On May 10, 2004, about 1230 eastern daylight time, a Beech A-36, N3670S, registered to and operated by a private individual as a Title 14 CFR Part 91 maintenance test flight, incurred a heavy vibration during climb to cruise, in the vicinity of Daytona Beach, Florida. Visual meteorological conditions prevailed, and no flight plan was filed. The airline transport-rated pilot and one passenger were not injured, and the airplane was not damaged. The flight was originating at the time of the incident. Use your browsers 'back' function to return to synopsisReturn to Query Page
The mechanic stated that he had performed maintenance on the airplane, and he and the pilot were engaged in a maintenance test flight, when the incident occurred. He further stated that after takeoff, and during climb to cruise, at an altitude of 1,000 feet AGL, as the pilot reduced power from 2,700 rpm to 2,500 rpm, all of a sudden there was a loud bang, and the airplane started to shudder and shake violently. He stated that the pilot reduced power, turned the airplane, and made an otherwise uneventful landing on runway 23. After shutting the airplane engine down, the airplane was then towed to the maintenance shop and examined. After checking various items, the mechanic said that he noticed that one blade of the three-bladed McCauley propeller appeared to be in negative pitch, and when moved, it revolved freely in the hub. The propeller had last received maintenance at another maintenance facility, about 678 flight hours prior to the incident.
An initial examination of the propeller showed that the pitch change actuating pin for the No. 3 propeller blade had separated, with a threaded portion of the pin still remaining in the hub. The hub and pitch change actuating pins for all three blades, along with the spacer for the incident blade, were retained and sent to the NTSB Metallurgical Laboratory, Washington, D.C., for a detailed examination.
On May 10, 2004, the incident McCauley propeller blade, and associated propeller parts, to include the ferrule, fractured pitch change actuator pin, along with the washer and spacer, were examined at the NTSB Metallurgical Laboratory, Washington DC. The examination revealed that for the affected blade, the ferrule hole into which the fractured pitch change actuator pin had been inserted, had threads that did not extend into the hole as specified by the propeller manufacturer. The threads extended only to about one half the way to the bottom of the hole, and fatigue cracking initiated in the threads of the pin and progressed through the pin before separation due to overstress.
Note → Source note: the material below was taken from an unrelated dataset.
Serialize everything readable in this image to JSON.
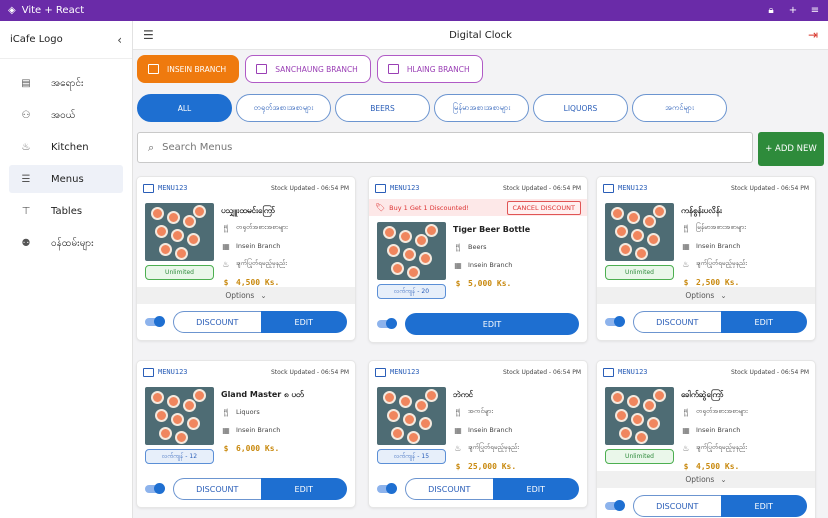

Records indicated that the propeller had last been overhauled on January 30, 1997, by a maintenance facility in Johnson City, New York, about 678 flight hours prior to the incident.